The anchor text for links that are pointing to and from your website is one of many things crawlers will look at when determining the quality of the user experience you’re providing. Though it’s good to include target keywords in your anchor text (without getting spammy) it’s essential to make sure the anchor text has strong topical relevance to both the referring page and target.
Do use a natural variety of anchor text types
While it’s true that exact match and branded anchor text can be hugely valuable when used in backlinks, if your backlink profile is oversaturated with them, it will come off as unnatural and spammy. In the long run, natural backlinks are far more important than keyword-optimised backlinks, and you should always strive to have a good variety of anchor text types.
What a “good variety” is exactly will depend on your business type and a number of other nuances. Having said that, it’s a good rule of thumb to avoid one type of anchor text making up any more than 40% of your links, whether internal, outbound, or inbound.
Do continually track and test your anchors
Like anything in digital marketing, there’s no magic bullet that will ensure you get great results from your work with anchor text. The only real way to ensure anchor text is working for you, rather than against you, is to continually evaluate the way it’s performing.
Using SEO tools like Ahrefs and SEMRush, alongside your own site analytics, you can see when new anchor text is added to your link profile, and the subsequent effects in terms of keyword rankings and organic traffic.
Though this is often a heavily manual and time-consuming process, it can give you some hugely valuable insights as to how different types of anchor text affect your overall SEO efforts, and how many of each type of anchor you should be using.
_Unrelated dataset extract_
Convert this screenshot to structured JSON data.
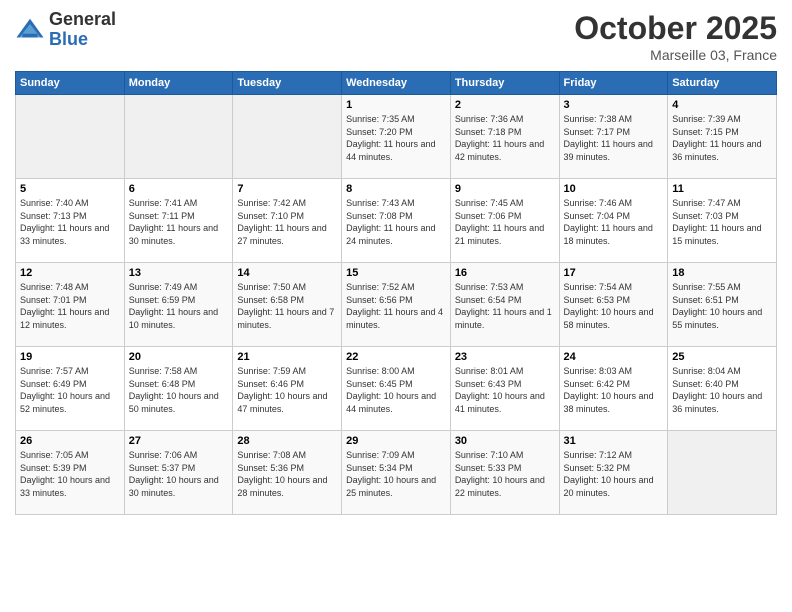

Anchor text don’ts
Much like the suggestions above aiming to maximise the impact of links through anchor text, there are of course many things you shouldn’t do, including:
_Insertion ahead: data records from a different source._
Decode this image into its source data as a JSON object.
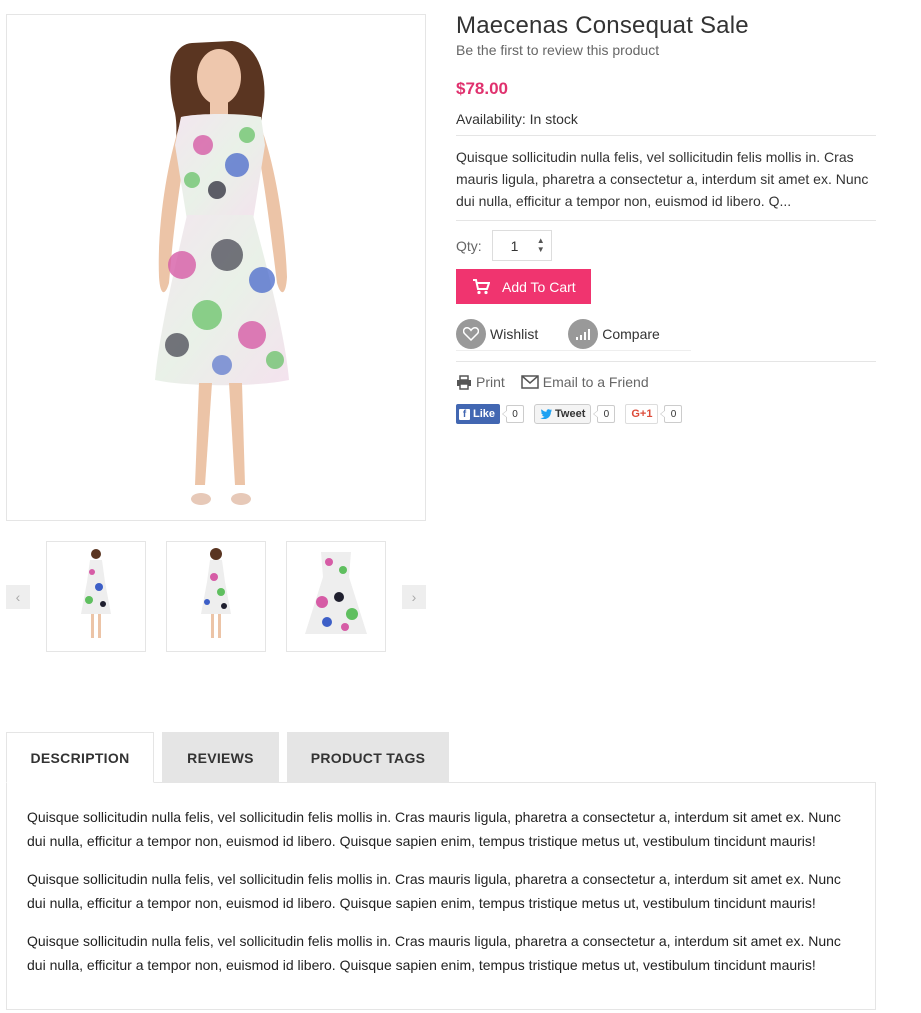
{
  "product": {
    "title": "Maecenas Consequat Sale",
    "review_link": "Be the first to review this product",
    "price": "$78.00",
    "availability": "Availability: In stock",
    "short_description": "Quisque sollicitudin nulla felis, vel sollicitudin felis mollis in. Cras mauris ligula, pharetra a consectetur a, interdum sit amet ex. Nunc dui nulla, efficitur a tempor non, euismod id libero. Q...",
    "qty_label": "Qty:",
    "qty_value": "1",
    "add_to_cart": "Add To Cart",
    "wishlist": "Wishlist",
    "compare": "Compare",
    "print": "Print",
    "email_friend": "Email to a Friend"
  },
  "social": {
    "like_label": "Like",
    "like_count": "0",
    "tweet_label": "Tweet",
    "tweet_count": "0",
    "gplus_label": "G+1",
    "gplus_count": "0"
  },
  "gallery": {
    "prev_icon": "‹",
    "next_icon": "›"
  },
  "tabs": [
    {
      "label": "DESCRIPTION",
      "active": true
    },
    {
      "label": "REVIEWS",
      "active": false
    },
    {
      "label": "PRODUCT TAGS",
      "active": false
    }
  ],
  "description": {
    "paragraphs": [
      "Quisque sollicitudin nulla felis, vel sollicitudin felis mollis in. Cras mauris ligula, pharetra a consectetur a, interdum sit amet ex. Nunc dui nulla, efficitur a tempor non, euismod id libero. Quisque sapien enim, tempus tristique metus ut, vestibulum tincidunt mauris!",
      "Quisque sollicitudin nulla felis, vel sollicitudin felis mollis in. Cras mauris ligula, pharetra a consectetur a, interdum sit amet ex. Nunc dui nulla, efficitur a tempor non, euismod id libero. Quisque sapien enim, tempus tristique metus ut, vestibulum tincidunt mauris!",
      "Quisque sollicitudin nulla felis, vel sollicitudin felis mollis in. Cras mauris ligula, pharetra a consectetur a, interdum sit amet ex. Nunc dui nulla, efficitur a tempor non, euismod id libero. Quisque sapien enim, tempus tristique metus ut, vestibulum tincidunt mauris!"
    ]
  },
  "colors": {
    "accent": "#f0346f",
    "price": "#e0316e",
    "facebook": "#4267b2"
  },
  "icons": {
    "cart": "cart-icon",
    "wishlist": "heart-icon",
    "compare": "bar-chart-icon",
    "print": "printer-icon",
    "email": "envelope-icon"
  }
}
Don’t link to or from spammy low quality sites
Linking out to poor quality, spammy sites, or building backlinks which have spammy sites as their referring domain, will only give your users a bad experience and make your site spammy by association in the eyes of search engines.
Setting a minimum authority metrics (Domain Rating, Domain Authority, Trust Flow, Traffic etc) that you’ll accept links to or from is a fairly safe way to ensure you’re not damaging your link profile in this way, but it’s important to put in a little manual work and analyse sites yourself when you’re doing any link-based work.
Authority scores can sometimes be inflated, and topically relevant links may not always be the strongest from this standpoint – so check every new candidate site for excessive advertising, poor navigation, and poor-quality, irrelevant content before you think about bringing it into your link profile.
Don’t repeatedly link to the same page with the same anchor text
Using the same words or phrases in your anchor text to link to the same piece of content over and over is a perfect dictionary definition of ‘spam’, and not something that’s going to win you any favours with Google.
While most marketers would never do this within the same referring page anyway, in the course of a long term campaign focussing on a specific list of keywords, these kinds of spammy practices can easily make their way into your link profile undetected.
Remember to periodically check the anchor text that’s being used for each target page and make sure the same words and phrases aren’t appearing too often for a healthy, natural link profile.
Don’t overuse exact-match anchor text
As Google uses anchor text to understand the context of a link’s target, it would make sense (superficially, anyway) that using a lot of anchor text that contains your targeted keywords would be good for your rankings. However, Google is very stringent about the overuse of exact-match anchor text, and if your link profile is oversaturated with it, you can find your site penalised very quickly.
Though you shouldn’t avoid exact-match anchor text altogether, you should make a point of using it sparingly, and aim for a backlink profile that’s no more than 5% exact-match anchor text.